• TASK REQUIREMENTS
Search the records below for the line containing "Serialize everything readable". Write out that line and every line after it exactly as written.

• INFORMATION

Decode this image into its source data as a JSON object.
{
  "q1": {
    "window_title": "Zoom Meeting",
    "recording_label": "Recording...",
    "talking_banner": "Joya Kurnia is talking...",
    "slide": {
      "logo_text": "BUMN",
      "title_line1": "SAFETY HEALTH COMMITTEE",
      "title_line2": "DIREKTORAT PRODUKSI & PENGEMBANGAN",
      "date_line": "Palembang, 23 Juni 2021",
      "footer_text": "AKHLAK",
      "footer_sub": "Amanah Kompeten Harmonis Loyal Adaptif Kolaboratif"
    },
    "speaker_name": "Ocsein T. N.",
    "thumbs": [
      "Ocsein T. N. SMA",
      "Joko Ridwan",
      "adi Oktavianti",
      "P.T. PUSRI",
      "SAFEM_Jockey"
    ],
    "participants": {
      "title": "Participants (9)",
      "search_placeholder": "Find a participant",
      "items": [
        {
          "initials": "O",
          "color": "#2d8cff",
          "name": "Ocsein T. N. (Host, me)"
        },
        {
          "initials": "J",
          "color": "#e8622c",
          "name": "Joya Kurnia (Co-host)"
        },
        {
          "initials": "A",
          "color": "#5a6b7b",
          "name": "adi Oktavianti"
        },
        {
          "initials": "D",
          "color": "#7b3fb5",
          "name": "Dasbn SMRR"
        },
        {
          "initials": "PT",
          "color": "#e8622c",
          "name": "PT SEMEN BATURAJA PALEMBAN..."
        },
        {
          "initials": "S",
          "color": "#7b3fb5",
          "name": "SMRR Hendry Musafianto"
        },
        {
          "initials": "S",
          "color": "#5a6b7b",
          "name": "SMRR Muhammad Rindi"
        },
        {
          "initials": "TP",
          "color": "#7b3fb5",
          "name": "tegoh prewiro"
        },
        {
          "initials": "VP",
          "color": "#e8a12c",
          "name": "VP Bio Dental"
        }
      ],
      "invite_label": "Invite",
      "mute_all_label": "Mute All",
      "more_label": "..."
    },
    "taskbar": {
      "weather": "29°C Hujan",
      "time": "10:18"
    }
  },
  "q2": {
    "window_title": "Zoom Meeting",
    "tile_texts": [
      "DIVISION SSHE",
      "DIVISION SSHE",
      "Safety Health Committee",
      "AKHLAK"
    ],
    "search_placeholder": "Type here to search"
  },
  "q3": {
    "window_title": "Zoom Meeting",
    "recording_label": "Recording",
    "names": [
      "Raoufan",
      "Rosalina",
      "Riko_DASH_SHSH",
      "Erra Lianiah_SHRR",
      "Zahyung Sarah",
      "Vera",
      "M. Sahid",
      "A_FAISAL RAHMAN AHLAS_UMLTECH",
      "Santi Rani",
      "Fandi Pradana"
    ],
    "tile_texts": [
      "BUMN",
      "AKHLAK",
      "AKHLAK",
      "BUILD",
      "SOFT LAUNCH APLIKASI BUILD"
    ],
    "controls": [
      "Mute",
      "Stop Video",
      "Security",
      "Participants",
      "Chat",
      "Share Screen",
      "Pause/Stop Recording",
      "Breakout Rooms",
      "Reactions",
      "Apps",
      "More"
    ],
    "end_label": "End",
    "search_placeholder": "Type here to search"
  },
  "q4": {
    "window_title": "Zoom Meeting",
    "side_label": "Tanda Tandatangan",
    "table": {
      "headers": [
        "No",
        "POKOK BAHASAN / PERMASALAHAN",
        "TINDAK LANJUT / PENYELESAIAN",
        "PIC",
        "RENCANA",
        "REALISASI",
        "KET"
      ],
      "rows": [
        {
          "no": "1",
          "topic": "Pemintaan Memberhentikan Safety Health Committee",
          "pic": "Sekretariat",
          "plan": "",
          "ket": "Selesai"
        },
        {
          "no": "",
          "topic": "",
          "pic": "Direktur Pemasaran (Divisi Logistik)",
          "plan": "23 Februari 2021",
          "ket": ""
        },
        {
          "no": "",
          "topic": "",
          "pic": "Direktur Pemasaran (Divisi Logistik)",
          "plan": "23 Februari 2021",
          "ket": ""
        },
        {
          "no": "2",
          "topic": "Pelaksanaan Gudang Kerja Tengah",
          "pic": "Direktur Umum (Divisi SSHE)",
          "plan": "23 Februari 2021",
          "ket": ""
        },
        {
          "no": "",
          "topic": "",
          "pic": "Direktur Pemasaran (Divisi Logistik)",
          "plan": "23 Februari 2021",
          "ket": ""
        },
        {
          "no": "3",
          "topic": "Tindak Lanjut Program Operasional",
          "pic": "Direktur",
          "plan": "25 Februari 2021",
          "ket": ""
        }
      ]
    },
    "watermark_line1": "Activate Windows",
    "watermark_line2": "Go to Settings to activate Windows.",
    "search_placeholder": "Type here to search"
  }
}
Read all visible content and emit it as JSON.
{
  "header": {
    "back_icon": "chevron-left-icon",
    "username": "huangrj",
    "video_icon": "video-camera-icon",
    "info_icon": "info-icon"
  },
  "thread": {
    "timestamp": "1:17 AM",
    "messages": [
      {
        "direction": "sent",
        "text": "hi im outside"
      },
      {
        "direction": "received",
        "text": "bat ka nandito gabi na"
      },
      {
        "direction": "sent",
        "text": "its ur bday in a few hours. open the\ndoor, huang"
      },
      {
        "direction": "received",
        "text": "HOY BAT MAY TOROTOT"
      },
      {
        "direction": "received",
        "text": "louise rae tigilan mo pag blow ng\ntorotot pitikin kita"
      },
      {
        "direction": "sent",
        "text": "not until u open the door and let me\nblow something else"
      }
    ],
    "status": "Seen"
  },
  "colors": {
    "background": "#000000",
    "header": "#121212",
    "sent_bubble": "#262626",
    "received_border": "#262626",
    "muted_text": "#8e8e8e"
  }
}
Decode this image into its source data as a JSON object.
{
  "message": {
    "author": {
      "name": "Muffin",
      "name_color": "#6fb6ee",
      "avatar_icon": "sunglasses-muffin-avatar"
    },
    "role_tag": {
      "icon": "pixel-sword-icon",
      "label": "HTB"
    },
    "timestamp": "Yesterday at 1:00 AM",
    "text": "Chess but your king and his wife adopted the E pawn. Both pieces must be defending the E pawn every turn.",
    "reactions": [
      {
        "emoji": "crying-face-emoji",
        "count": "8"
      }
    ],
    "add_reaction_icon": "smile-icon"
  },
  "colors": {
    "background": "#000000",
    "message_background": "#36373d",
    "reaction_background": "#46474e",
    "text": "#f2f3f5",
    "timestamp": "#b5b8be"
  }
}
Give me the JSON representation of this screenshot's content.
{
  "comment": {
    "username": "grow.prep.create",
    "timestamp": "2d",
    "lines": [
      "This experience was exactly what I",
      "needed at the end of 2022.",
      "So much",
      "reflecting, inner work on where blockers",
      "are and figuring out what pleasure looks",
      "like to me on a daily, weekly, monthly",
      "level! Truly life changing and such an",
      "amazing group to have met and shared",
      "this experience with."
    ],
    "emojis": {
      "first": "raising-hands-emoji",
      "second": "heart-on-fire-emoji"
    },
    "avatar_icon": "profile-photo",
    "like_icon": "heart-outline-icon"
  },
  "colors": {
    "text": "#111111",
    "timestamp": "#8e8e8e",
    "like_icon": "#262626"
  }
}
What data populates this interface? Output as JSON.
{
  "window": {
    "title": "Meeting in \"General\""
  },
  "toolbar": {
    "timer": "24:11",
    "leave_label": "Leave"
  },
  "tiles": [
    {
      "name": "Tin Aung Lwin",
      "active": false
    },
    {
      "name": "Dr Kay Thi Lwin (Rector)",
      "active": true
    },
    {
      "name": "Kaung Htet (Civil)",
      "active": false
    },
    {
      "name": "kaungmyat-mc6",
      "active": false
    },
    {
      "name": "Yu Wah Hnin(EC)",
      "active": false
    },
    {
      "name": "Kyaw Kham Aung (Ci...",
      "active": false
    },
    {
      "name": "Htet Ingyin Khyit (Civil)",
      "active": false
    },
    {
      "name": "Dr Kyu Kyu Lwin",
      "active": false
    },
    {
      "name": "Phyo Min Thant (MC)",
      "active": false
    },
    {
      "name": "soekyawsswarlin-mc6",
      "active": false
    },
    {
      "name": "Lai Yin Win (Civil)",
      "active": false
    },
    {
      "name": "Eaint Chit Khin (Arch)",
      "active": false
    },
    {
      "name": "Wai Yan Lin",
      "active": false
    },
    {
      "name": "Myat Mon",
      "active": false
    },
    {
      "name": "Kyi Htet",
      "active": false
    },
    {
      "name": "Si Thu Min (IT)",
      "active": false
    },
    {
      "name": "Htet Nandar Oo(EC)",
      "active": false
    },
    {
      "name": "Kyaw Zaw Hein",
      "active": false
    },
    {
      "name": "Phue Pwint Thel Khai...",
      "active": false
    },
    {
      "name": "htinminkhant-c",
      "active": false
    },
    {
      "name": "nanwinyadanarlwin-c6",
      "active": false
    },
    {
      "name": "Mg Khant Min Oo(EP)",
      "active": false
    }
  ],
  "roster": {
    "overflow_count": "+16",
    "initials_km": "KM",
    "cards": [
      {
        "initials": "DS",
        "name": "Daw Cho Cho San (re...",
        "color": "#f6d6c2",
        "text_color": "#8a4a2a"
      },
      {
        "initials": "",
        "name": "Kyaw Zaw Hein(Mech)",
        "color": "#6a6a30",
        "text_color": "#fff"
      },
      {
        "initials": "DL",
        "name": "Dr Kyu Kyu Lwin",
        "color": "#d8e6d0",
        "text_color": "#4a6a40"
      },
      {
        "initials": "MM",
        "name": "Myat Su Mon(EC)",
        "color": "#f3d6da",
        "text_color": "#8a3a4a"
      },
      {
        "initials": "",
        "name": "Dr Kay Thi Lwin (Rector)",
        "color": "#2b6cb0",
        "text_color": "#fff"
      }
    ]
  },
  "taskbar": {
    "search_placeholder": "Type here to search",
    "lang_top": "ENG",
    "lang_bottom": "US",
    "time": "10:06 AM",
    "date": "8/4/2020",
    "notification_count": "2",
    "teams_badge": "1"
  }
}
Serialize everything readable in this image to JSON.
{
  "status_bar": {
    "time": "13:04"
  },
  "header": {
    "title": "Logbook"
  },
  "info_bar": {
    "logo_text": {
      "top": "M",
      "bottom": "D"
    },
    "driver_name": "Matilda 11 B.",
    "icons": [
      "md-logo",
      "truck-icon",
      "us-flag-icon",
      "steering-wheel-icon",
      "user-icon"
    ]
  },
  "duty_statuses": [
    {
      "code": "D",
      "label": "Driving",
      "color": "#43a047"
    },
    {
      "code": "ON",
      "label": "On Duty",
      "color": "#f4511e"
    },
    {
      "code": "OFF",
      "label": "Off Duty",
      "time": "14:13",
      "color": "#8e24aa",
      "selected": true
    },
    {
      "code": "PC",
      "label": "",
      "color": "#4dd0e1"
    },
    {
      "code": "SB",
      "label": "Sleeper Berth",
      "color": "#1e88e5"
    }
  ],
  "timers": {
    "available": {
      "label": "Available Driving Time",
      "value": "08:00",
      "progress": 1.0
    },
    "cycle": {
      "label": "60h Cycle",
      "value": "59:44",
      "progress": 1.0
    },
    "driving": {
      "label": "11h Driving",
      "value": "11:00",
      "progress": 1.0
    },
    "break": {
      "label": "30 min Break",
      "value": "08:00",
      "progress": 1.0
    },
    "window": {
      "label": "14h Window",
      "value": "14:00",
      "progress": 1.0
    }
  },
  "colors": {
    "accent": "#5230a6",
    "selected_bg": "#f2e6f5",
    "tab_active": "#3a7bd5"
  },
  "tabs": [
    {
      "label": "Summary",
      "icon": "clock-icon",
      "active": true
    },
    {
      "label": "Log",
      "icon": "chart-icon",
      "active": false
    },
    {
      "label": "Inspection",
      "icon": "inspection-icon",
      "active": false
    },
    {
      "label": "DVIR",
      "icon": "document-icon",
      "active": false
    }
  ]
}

• REPLY TO THE TASK
Serialize everything readable in this image to JSON.
{
  "status_bar": {
    "time": "13:04"
  },
  "header": {
    "title": "Logbook"
  },
  "info_bar": {
    "logo_text": {
      "top": "M",
      "bottom": "D"
    },
    "driver_name": "Matilda 11 B.",
    "icons": [
      "md-logo",
      "truck-icon",
      "us-flag-icon",
      "steering-wheel-icon",
      "user-icon"
    ]
  },
  "duty_statuses": [
    {
      "code": "D",
      "label": "Driving",
      "color": "#43a047"
    },
    {
      "code": "ON",
      "label": "On Duty",
      "color": "#f4511e"
    },
    {
      "code": "OFF",
      "label": "Off Duty",
      "time": "14:13",
      "color": "#8e24aa",
      "selected": true
    },
    {
      "code": "PC",
      "label": "",
      "color": "#4dd0e1"
    },
    {
      "code": "SB",
      "label": "Sleeper Berth",
      "color": "#1e88e5"
    }
  ],
  "timers": {
    "available": {
      "label": "Available Driving Time",
      "value": "08:00",
      "progress": 1.0
    },
    "cycle": {
      "label": "60h Cycle",
      "value": "59:44",
      "progress": 1.0
    },
    "driving": {
      "label": "11h Driving",
      "value": "11:00",
      "progress": 1.0
    },
    "break": {
      "label": "30 min Break",
      "value": "08:00",
      "progress": 1.0
    },
    "window": {
      "label": "14h Window",
      "value": "14:00",
      "progress": 1.0
    }
  },
  "colors": {
    "accent": "#5230a6",
    "selected_bg": "#f2e6f5",
    "tab_active": "#3a7bd5"
  },
  "tabs": [
    {
      "label": "Summary",
      "icon": "clock-icon",
      "active": true
    },
    {
      "label": "Log",
      "icon": "chart-icon",
      "active": false
    },
    {
      "label": "Inspection",
      "icon": "inspection-icon",
      "active": false
    },
    {
      "label": "DVIR",
      "icon": "document-icon",
      "active": false
    }
  ]
}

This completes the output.